RECORDS ▸
* * *

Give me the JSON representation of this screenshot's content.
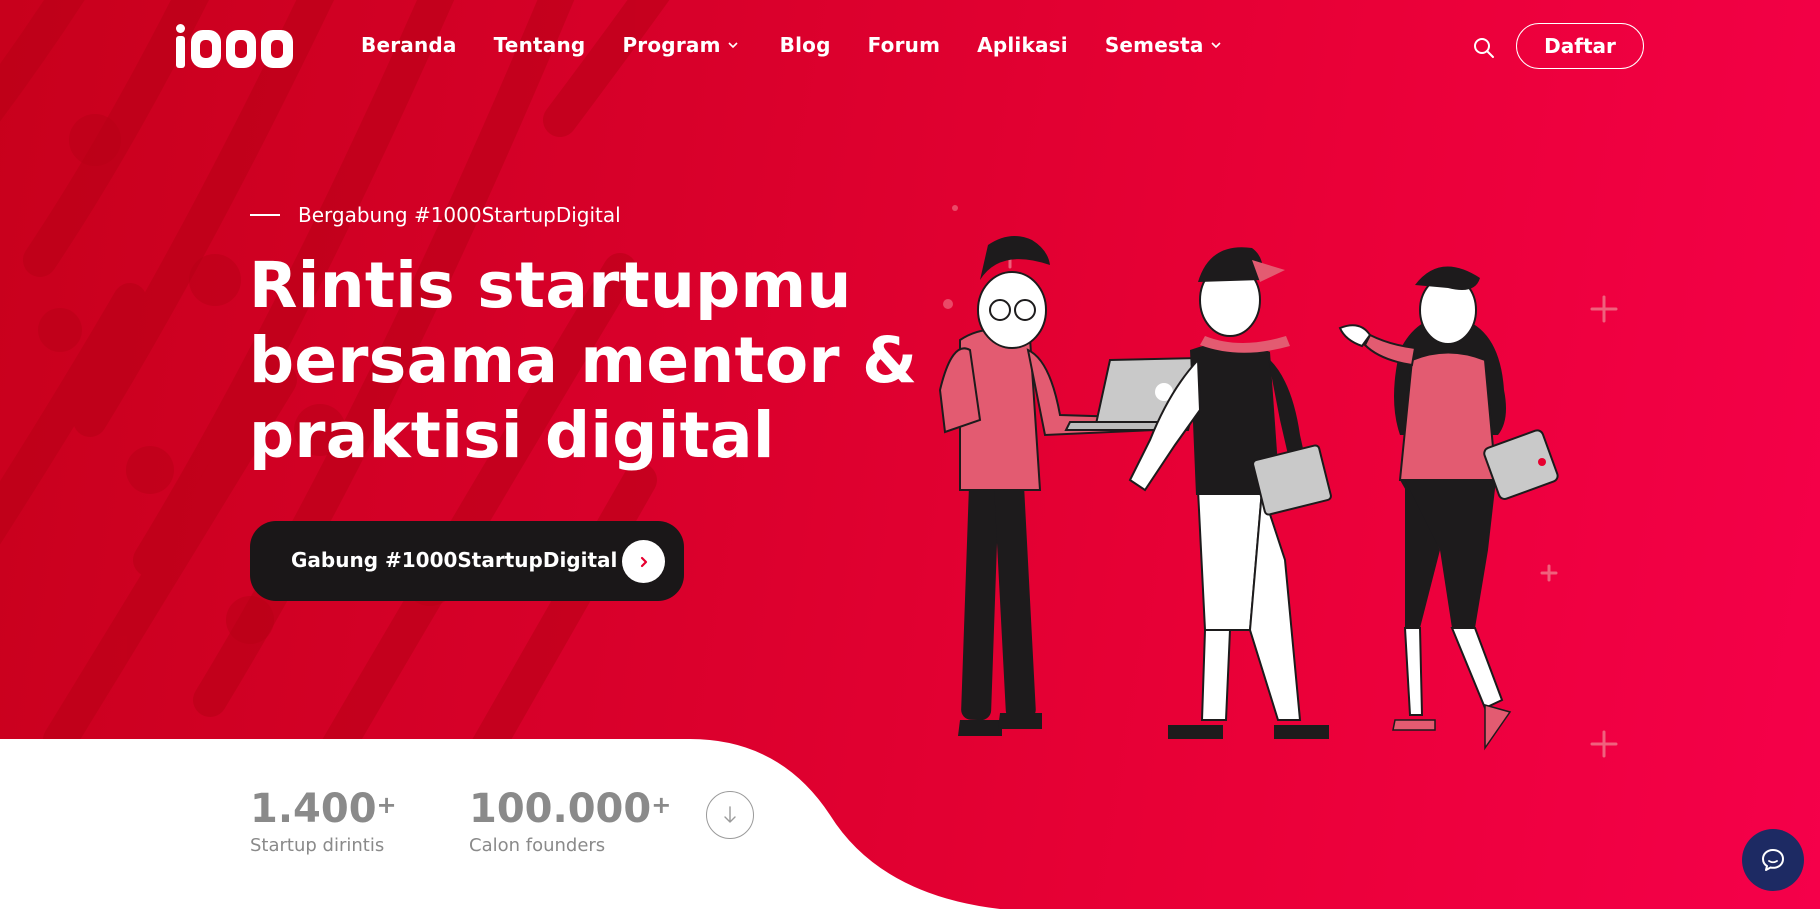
{
  "brand": {
    "logo_text": "1000"
  },
  "nav": {
    "items": [
      {
        "label": "Beranda",
        "dropdown": false
      },
      {
        "label": "Tentang",
        "dropdown": false
      },
      {
        "label": "Program",
        "dropdown": true
      },
      {
        "label": "Blog",
        "dropdown": false
      },
      {
        "label": "Forum",
        "dropdown": false
      },
      {
        "label": "Aplikasi",
        "dropdown": false
      },
      {
        "label": "Semesta",
        "dropdown": true
      }
    ],
    "search_icon": "search-icon",
    "register_label": "Daftar"
  },
  "hero": {
    "eyebrow": "Bergabung #1000StartupDigital",
    "headline_lines": [
      "Rintis startupmu",
      "bersama mentor &",
      "praktisi digital"
    ],
    "cta_label": "Gabung #1000StartupDigital",
    "cta_icon": "chevron-right-icon"
  },
  "stats": [
    {
      "value": "1.400",
      "suffix": "+",
      "label": "Startup dirintis"
    },
    {
      "value": "100.000",
      "suffix": "+",
      "label": "Calon founders"
    }
  ],
  "scroll_icon": "arrow-down-icon",
  "chat_icon": "chat-icon",
  "colors": {
    "primary_red": "#e6002f",
    "dark": "#1a1718",
    "chat_navy": "#1d2a63",
    "stat_gray": "#8a8a8a"
  }
}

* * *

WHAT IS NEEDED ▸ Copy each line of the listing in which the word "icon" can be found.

EXERCISE RESULT ▸
    "search_icon": "search-icon",
    "cta_icon": "chevron-right-icon"
  "scroll_icon": "arrow-down-icon",
  "chat_icon": "chat-icon",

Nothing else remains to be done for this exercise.